Source data =
=======

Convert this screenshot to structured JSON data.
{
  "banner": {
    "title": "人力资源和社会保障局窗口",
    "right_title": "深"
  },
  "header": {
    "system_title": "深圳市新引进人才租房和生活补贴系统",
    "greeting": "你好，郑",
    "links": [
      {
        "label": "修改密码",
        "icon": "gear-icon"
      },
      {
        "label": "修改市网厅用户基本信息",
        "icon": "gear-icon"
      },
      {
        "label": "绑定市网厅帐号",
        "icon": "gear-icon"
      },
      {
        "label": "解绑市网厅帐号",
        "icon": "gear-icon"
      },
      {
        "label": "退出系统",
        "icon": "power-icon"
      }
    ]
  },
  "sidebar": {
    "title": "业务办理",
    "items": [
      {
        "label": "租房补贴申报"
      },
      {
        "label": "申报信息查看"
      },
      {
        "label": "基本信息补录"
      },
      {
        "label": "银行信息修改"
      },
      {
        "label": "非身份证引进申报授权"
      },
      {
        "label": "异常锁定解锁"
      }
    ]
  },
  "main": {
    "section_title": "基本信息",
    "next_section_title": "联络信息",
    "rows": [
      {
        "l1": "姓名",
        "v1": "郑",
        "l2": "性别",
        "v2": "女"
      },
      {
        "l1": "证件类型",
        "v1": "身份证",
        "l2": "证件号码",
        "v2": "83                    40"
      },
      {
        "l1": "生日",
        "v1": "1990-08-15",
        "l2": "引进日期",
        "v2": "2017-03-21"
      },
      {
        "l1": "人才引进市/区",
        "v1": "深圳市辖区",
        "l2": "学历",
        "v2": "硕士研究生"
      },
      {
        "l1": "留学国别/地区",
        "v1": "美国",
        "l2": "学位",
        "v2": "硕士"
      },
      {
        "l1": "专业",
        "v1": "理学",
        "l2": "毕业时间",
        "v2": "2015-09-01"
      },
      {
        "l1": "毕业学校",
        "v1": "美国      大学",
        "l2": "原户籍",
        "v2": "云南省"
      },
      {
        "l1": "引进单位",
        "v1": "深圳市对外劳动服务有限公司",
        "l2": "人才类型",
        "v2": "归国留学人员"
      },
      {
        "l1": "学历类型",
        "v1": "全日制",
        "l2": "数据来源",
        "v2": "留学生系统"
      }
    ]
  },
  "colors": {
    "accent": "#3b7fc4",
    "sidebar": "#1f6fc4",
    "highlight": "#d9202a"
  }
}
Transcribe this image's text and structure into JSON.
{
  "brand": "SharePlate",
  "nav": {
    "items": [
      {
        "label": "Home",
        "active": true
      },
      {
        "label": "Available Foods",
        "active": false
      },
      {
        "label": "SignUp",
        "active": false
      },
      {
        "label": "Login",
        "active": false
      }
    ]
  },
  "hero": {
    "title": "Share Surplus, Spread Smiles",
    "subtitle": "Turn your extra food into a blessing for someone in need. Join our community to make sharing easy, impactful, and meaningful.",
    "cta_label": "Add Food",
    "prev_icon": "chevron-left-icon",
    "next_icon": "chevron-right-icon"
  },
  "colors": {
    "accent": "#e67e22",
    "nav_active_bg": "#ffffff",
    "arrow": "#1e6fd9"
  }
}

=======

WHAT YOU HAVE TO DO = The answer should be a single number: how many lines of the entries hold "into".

SOLUTION FOR THIS PROBLEM = 2